== Work instructions ==
The answer must consist of each line below that contains the string "fraction".

(Extracted records)
━━━━━━━━━━━━━━━━

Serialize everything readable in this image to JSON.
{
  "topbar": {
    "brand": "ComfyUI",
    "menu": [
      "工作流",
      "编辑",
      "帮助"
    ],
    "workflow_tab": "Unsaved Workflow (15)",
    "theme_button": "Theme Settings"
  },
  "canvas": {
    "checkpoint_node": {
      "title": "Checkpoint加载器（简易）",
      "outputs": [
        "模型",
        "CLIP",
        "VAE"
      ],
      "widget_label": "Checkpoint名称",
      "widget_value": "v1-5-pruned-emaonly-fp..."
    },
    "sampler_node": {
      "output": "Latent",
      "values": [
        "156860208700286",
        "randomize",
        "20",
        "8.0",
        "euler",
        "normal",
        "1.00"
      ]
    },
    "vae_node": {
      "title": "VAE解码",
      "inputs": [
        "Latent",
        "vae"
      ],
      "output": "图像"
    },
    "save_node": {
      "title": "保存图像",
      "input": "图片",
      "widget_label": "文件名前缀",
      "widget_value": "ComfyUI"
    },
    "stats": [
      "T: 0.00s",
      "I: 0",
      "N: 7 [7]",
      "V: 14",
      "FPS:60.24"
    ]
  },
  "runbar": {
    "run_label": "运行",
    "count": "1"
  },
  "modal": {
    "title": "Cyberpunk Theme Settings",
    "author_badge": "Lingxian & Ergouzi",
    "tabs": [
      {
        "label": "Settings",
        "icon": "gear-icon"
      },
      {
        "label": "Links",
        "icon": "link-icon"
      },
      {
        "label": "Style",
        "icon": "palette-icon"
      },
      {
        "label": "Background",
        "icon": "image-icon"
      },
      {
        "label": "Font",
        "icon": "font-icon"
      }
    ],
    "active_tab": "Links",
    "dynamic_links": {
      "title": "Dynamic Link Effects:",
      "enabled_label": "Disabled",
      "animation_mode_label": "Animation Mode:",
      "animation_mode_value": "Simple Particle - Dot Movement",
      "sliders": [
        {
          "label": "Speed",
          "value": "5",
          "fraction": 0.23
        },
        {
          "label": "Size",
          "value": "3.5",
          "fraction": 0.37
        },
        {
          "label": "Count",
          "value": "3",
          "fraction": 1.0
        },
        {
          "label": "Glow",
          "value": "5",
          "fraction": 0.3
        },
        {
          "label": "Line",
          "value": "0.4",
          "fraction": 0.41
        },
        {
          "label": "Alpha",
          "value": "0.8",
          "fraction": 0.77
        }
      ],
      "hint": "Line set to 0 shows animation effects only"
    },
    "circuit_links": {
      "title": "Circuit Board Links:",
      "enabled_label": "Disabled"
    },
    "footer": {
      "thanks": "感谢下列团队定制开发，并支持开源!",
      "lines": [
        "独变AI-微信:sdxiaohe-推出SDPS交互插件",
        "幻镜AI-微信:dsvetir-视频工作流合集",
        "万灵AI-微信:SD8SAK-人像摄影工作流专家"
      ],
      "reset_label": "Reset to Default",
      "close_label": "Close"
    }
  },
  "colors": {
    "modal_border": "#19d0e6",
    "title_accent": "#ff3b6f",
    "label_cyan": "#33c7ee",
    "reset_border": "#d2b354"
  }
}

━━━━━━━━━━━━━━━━

== Result for this exercise ==
          "fraction": 0.23
          "fraction": 0.37
          "fraction": 1.0
          "fraction": 0.3
          "fraction": 0.41
          "fraction": 0.77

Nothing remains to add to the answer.